Lee wrote an initial autobiography, Tall, Dark, and Gruesome (1977, revised edition 2009) which he revised on several occasions, before producing a new autobiography, Lord of Misrule: The Autobiography of Christopher Lee, in 2004. He also worked with both Michael Parry and Peter Haining on anthologies of horror stories. He also contributed numerous comments to Robert W. Pohle, Jr., and Douglas C. Hart’s study of The Films of Christopher Lee, and an afterward to Tom Johnson and Mark Miller’s 2004 filmography of his films.

Sources:

Haining, Peter, ed. More of Christopher Lee’s New Chamber of Horrors. London: Mayflower, 1976. 159 pp.

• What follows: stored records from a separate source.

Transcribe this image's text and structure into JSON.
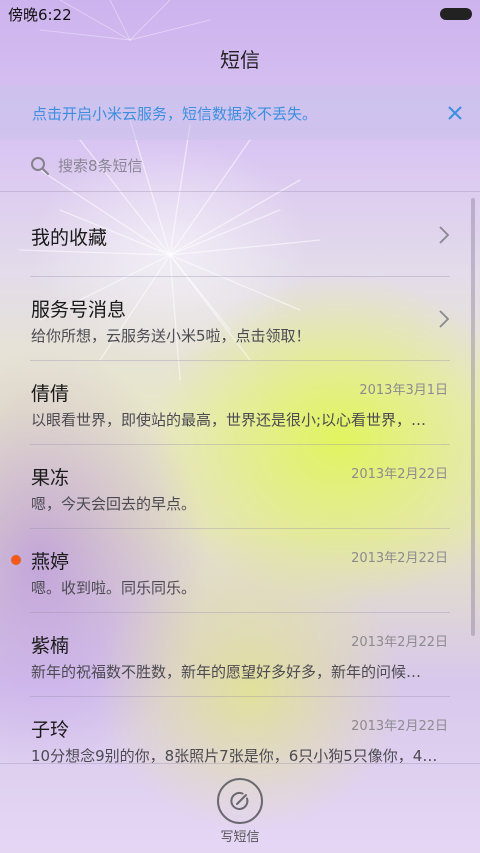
{
  "status_bar": {
    "time": "傍晚6:22"
  },
  "header": {
    "title": "短信"
  },
  "cloud_banner": {
    "text": "点击开启小米云服务，短信数据永不丢失。"
  },
  "search": {
    "placeholder": "搜索8条短信"
  },
  "conversations": [
    {
      "title": "我的收藏",
      "subtitle": "",
      "date": "",
      "chevron": true,
      "unread": false
    },
    {
      "title": "服务号消息",
      "subtitle": "给你所想，云服务送小米5啦，点击领取！",
      "date": "",
      "chevron": true,
      "unread": false
    },
    {
      "title": "倩倩",
      "subtitle": "以眼看世界，即使站的最高，世界还是很小;以心看世界，…",
      "date": "2013年3月1日",
      "chevron": false,
      "unread": false
    },
    {
      "title": "果冻",
      "subtitle": "嗯，今天会回去的早点。",
      "date": "2013年2月22日",
      "chevron": false,
      "unread": false
    },
    {
      "title": "燕婷",
      "subtitle": "嗯。收到啦。同乐同乐。",
      "date": "2013年2月22日",
      "chevron": false,
      "unread": true
    },
    {
      "title": "紫楠",
      "subtitle": "新年的祝福数不胜数，新年的愿望好多好多，新年的问候…",
      "date": "2013年2月22日",
      "chevron": false,
      "unread": false
    },
    {
      "title": "子玲",
      "subtitle": "10分想念9别的你，8张照片7张是你，6只小狗5只像你，4…",
      "date": "2013年2月22日",
      "chevron": false,
      "unread": false
    }
  ],
  "bottom_bar": {
    "compose_label": "写短信"
  },
  "colors": {
    "accent": "#3c8fe0",
    "unread_dot": "#f05a1a"
  },
  "icons": {
    "search": "search-icon",
    "close": "close-icon",
    "chevron": "chevron-right-icon",
    "compose": "compose-icon",
    "battery": "battery-icon"
  }
}
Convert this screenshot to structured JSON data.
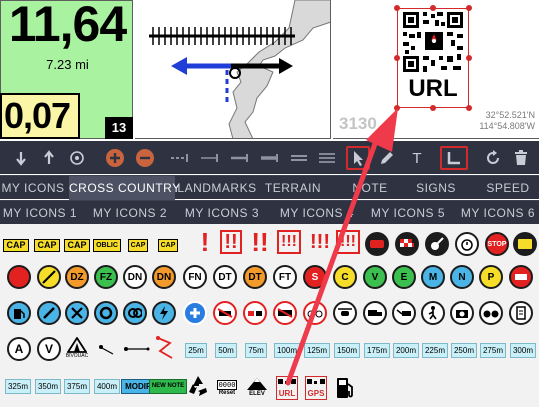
{
  "dashboard": {
    "distance_value": "11,64",
    "distance_miles": "7.23 mi",
    "partial_value": "0,07",
    "number_badge": "13"
  },
  "qr_panel": {
    "url_label": "URL",
    "faded_number": "3130",
    "coord_lat": "32°52.521'N",
    "coord_lon": "114°54.808'W"
  },
  "toolbar": {
    "text_tool_label": "T"
  },
  "tabs_row1": [
    "MY ICONS",
    "CROSS COUNTRY",
    "LANDMARKS",
    "TERRAIN",
    "NOTE",
    "SIGNS",
    "SPEED"
  ],
  "tabs_row1_active": "CROSS COUNTRY",
  "tabs_row2": [
    "MY ICONS 1",
    "MY ICONS 2",
    "MY ICONS 3",
    "MY ICONS 4",
    "MY ICONS 5",
    "MY ICONS 6"
  ],
  "grid": {
    "row1_tags": [
      "CAP",
      "CAP",
      "CAP",
      "OBLIC",
      "CAP",
      "CAP"
    ],
    "row1_excl": [
      "!",
      "!!",
      "!!",
      "!!!",
      "!!!",
      "!!!"
    ],
    "row2_circles": [
      "DZ",
      "FZ",
      "DN",
      "DN",
      "FN",
      "DT",
      "DT",
      "FT",
      "S",
      "C",
      "V",
      "E",
      "M",
      "N",
      "P"
    ],
    "row4_letters": [
      "A",
      "V"
    ],
    "row4_label": "BIVOUAC",
    "row4_distances": [
      "25m",
      "50m",
      "75m",
      "100m",
      "125m",
      "150m",
      "175m",
      "200m",
      "225m",
      "250m",
      "275m",
      "300m"
    ],
    "row5_distances": [
      "325m",
      "350m",
      "375m",
      "400m"
    ],
    "modif_label": "MODIF",
    "new_note_label": "NEW NOTE",
    "reset_digits": "0000",
    "reset_label": "Reset",
    "elev_label": "ELEV",
    "url_icon_label": "URL",
    "gps_icon_label": "GPS"
  },
  "colors": {
    "green_panel": "#a9f2a0",
    "yellow_box": "#fbf5a7",
    "toolbar_bg": "#2f3341",
    "accent_red": "#d32b2b",
    "distance_chip": "#c9f0f8"
  }
}
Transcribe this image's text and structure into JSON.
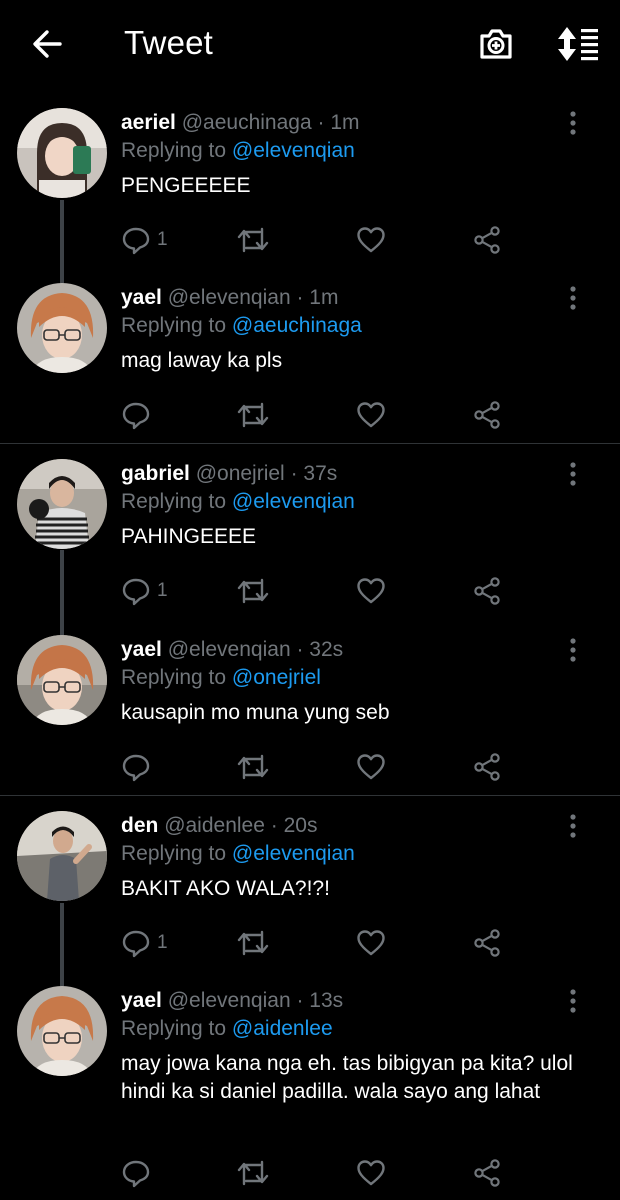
{
  "header": {
    "title": "Tweet"
  },
  "icons": {
    "back": "arrow-left-icon",
    "camera": "camera-plus-icon",
    "sort": "sort-icon"
  },
  "tweets": [
    {
      "name": "aeriel",
      "handle": "@aeuchinaga",
      "time": "· 1m",
      "reply_prefix": "Replying to",
      "reply_to": "@elevenqian",
      "text": "PENGEEEEE",
      "reply_count": "1"
    },
    {
      "name": "yael",
      "handle": "@elevenqian",
      "time": "· 1m",
      "reply_prefix": "Replying to",
      "reply_to": "@aeuchinaga",
      "text": "mag laway ka pls",
      "reply_count": ""
    },
    {
      "name": "gabriel",
      "handle": "@onejriel",
      "time": "· 37s",
      "reply_prefix": "Replying to",
      "reply_to": "@elevenqian",
      "text": "PAHINGEEEE",
      "reply_count": "1"
    },
    {
      "name": "yael",
      "handle": "@elevenqian",
      "time": "· 32s",
      "reply_prefix": "Replying to",
      "reply_to": "@onejriel",
      "text": "kausapin mo muna yung seb",
      "reply_count": ""
    },
    {
      "name": "den",
      "handle": "@aidenlee",
      "time": "· 20s",
      "reply_prefix": "Replying to",
      "reply_to": "@elevenqian",
      "text": "BAKIT AKO WALA?!?!",
      "reply_count": "1"
    },
    {
      "name": "yael",
      "handle": "@elevenqian",
      "time": "· 13s",
      "reply_prefix": "Replying to",
      "reply_to": "@aidenlee",
      "text": "may jowa kana nga eh. tas bibigyan pa kita? ulol hindi ka si daniel padilla. wala sayo ang lahat",
      "reply_count": ""
    }
  ],
  "colors": {
    "background": "#000000",
    "mention": "#1d9bf0",
    "muted": "#71767b",
    "thread_line": "#3d4247"
  }
}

Johnson, Tom, and Mark A. Miller. The Christopher Lee Filmography: All Theatrical Releases, 1948–2003. Jeffersonville, NC: McFarland & Company, 2004. 480 pp.
———, and Michel Parry. Christopher Lee’s X. Certificate. 2 vols. London: 1975. Reprinted as From the Archives of Evil. New York: Warner Books, 1976. 205 pp.
———. Tall, Dark and Gruesome: An Autobiography. London: W. H. Allen, 1977. Rev. ed.: London: Victor Gollancz, 1997. 320 pp. Rept. Baltimore, MD: Midnight Marquee Press, 2009. 320 pp.
Lee, Christopher. Christopher’s Lee Treasury of Terror. Secaucus, NJ: Chartwell Books, 1988. 663 pp.
Kelley, Bill. “Christopher Lee: King of the Counts.” In Dracula: The Complete Vampire. Special issue of Starlog Movie Magazine Presents. No.6. New York: Starlog Communications, 1992: pp. 44–53.
———. “What Dracula Is Up To.” Imagi-Movies 1, 2 (Winter 1993–1994): 46–48.
———. Lord of Misrule: The Autobiography of Christopher Lee. London: Orion Publishing, 2004. 4,448 pp.
Pohle, Robert W., Jr., and Douglas C. Hart. The Films of Christopher Lee. Metuchen, NJ: Scarecrow Press, 1983. 227 pp.
Rigby, Jonathan. Christopher Lee: The Authorised Screen History. Reynolds & Hearn, 2007. 304 pp.